§ **Dataset content**

◇ ◇ ◇ ◇ ◇ ◇ ◇

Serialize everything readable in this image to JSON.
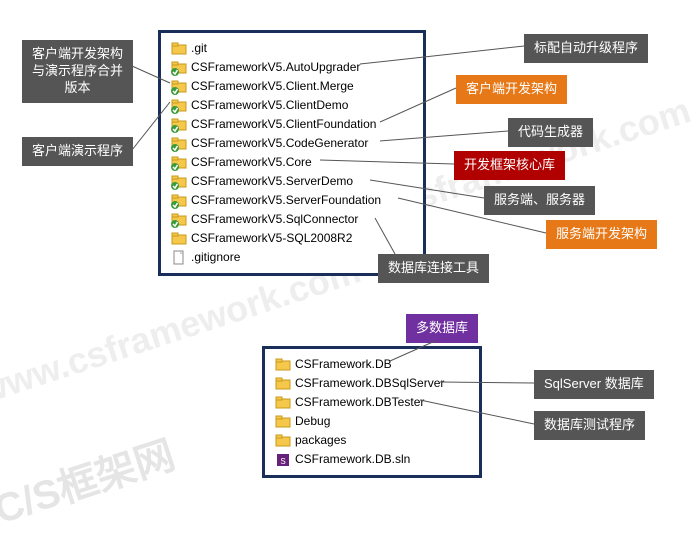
{
  "watermarks": {
    "w1": "www.csframework.com",
    "w2": "www.csframework.com",
    "w3": "C/S框架网"
  },
  "panel1": {
    "items": [
      ".git",
      "CSFrameworkV5.AutoUpgrader",
      "CSFrameworkV5.Client.Merge",
      "CSFrameworkV5.ClientDemo",
      "CSFrameworkV5.ClientFoundation",
      "CSFrameworkV5.CodeGenerator",
      "CSFrameworkV5.Core",
      "CSFrameworkV5.ServerDemo",
      "CSFrameworkV5.ServerFoundation",
      "CSFrameworkV5.SqlConnector",
      "CSFrameworkV5-SQL2008R2",
      ".gitignore"
    ]
  },
  "panel2": {
    "items": [
      "CSFramework.DB",
      "CSFramework.DBSqlServer",
      "CSFramework.DBTester",
      "Debug",
      "packages",
      "CSFramework.DB.sln"
    ]
  },
  "callouts": {
    "c_merge": "客户端开发架构\n与演示程序合并\n版本",
    "c_demo": "客户端演示程序",
    "c_auto": "标配自动升级程序",
    "c_clientfx": "客户端开发架构",
    "c_codegen": "代码生成器",
    "c_core": "开发框架核心库",
    "c_server": "服务端、服务器",
    "c_serverfx": "服务端开发架构",
    "c_sqlconn": "数据库连接工具",
    "c_multidb": "多数据库",
    "c_sqlserver": "SqlServer 数据库",
    "c_dbtester": "数据库测试程序"
  }
}
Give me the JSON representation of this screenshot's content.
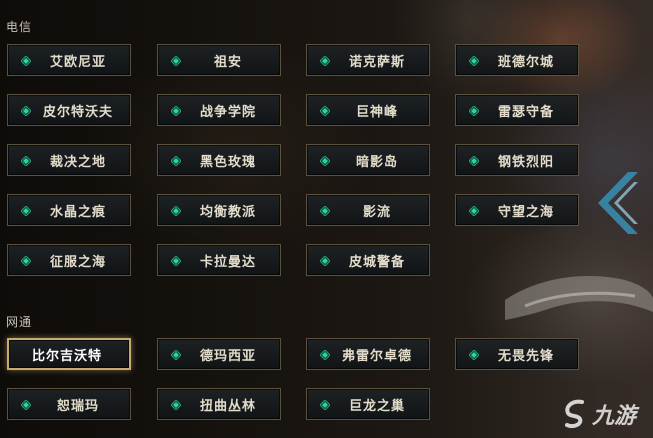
{
  "sections": [
    {
      "label": "电信",
      "servers": [
        "艾欧尼亚",
        "祖安",
        "诺克萨斯",
        "班德尔城",
        "皮尔特沃夫",
        "战争学院",
        "巨神峰",
        "雷瑟守备",
        "裁决之地",
        "黑色玫瑰",
        "暗影岛",
        "钢铁烈阳",
        "水晶之痕",
        "均衡教派",
        "影流",
        "守望之海",
        "征服之海",
        "卡拉曼达",
        "皮城警备"
      ]
    },
    {
      "label": "网通",
      "servers": [
        "比尔吉沃特",
        "德玛西亚",
        "弗雷尔卓德",
        "无畏先锋",
        "恕瑞玛",
        "扭曲丛林",
        "巨龙之巢"
      ]
    }
  ],
  "selected_server": "比尔吉沃特",
  "watermark": {
    "text": "九游"
  },
  "icons": {
    "server_dot": "green-diamond-icon",
    "side_arrow": "chevron-left-icon"
  },
  "colors": {
    "accent_green": "#1fa37a",
    "selected_border": "#c8aa6e",
    "button_border": "#5b513f"
  }
}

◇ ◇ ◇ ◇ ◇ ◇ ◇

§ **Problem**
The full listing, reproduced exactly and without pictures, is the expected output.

§ **Answer area**
Serialize everything readable in this image to JSON.
{
  "watermarks": {
    "w1": "www.csframework.com",
    "w2": "www.csframework.com",
    "w3": "C/S框架网"
  },
  "panel1": {
    "items": [
      ".git",
      "CSFrameworkV5.AutoUpgrader",
      "CSFrameworkV5.Client.Merge",
      "CSFrameworkV5.ClientDemo",
      "CSFrameworkV5.ClientFoundation",
      "CSFrameworkV5.CodeGenerator",
      "CSFrameworkV5.Core",
      "CSFrameworkV5.ServerDemo",
      "CSFrameworkV5.ServerFoundation",
      "CSFrameworkV5.SqlConnector",
      "CSFrameworkV5-SQL2008R2",
      ".gitignore"
    ]
  },
  "panel2": {
    "items": [
      "CSFramework.DB",
      "CSFramework.DBSqlServer",
      "CSFramework.DBTester",
      "Debug",
      "packages",
      "CSFramework.DB.sln"
    ]
  },
  "callouts": {
    "c_merge": "客户端开发架构\n与演示程序合并\n版本",
    "c_demo": "客户端演示程序",
    "c_auto": "标配自动升级程序",
    "c_clientfx": "客户端开发架构",
    "c_codegen": "代码生成器",
    "c_core": "开发框架核心库",
    "c_server": "服务端、服务器",
    "c_serverfx": "服务端开发架构",
    "c_sqlconn": "数据库连接工具",
    "c_multidb": "多数据库",
    "c_sqlserver": "SqlServer 数据库",
    "c_dbtester": "数据库测试程序"
  }
}
Give me the JSON representation of this screenshot's content.
{
  "sections": [
    {
      "label": "电信",
      "servers": [
        "艾欧尼亚",
        "祖安",
        "诺克萨斯",
        "班德尔城",
        "皮尔特沃夫",
        "战争学院",
        "巨神峰",
        "雷瑟守备",
        "裁决之地",
        "黑色玫瑰",
        "暗影岛",
        "钢铁烈阳",
        "水晶之痕",
        "均衡教派",
        "影流",
        "守望之海",
        "征服之海",
        "卡拉曼达",
        "皮城警备"
      ]
    },
    {
      "label": "网通",
      "servers": [
        "比尔吉沃特",
        "德玛西亚",
        "弗雷尔卓德",
        "无畏先锋",
        "恕瑞玛",
        "扭曲丛林",
        "巨龙之巢"
      ]
    }
  ],
  "selected_server": "比尔吉沃特",
  "watermark": {
    "text": "九游"
  },
  "icons": {
    "server_dot": "green-diamond-icon",
    "side_arrow": "chevron-left-icon"
  },
  "colors": {
    "accent_green": "#1fa37a",
    "selected_border": "#c8aa6e",
    "button_border": "#5b513f"
  }
}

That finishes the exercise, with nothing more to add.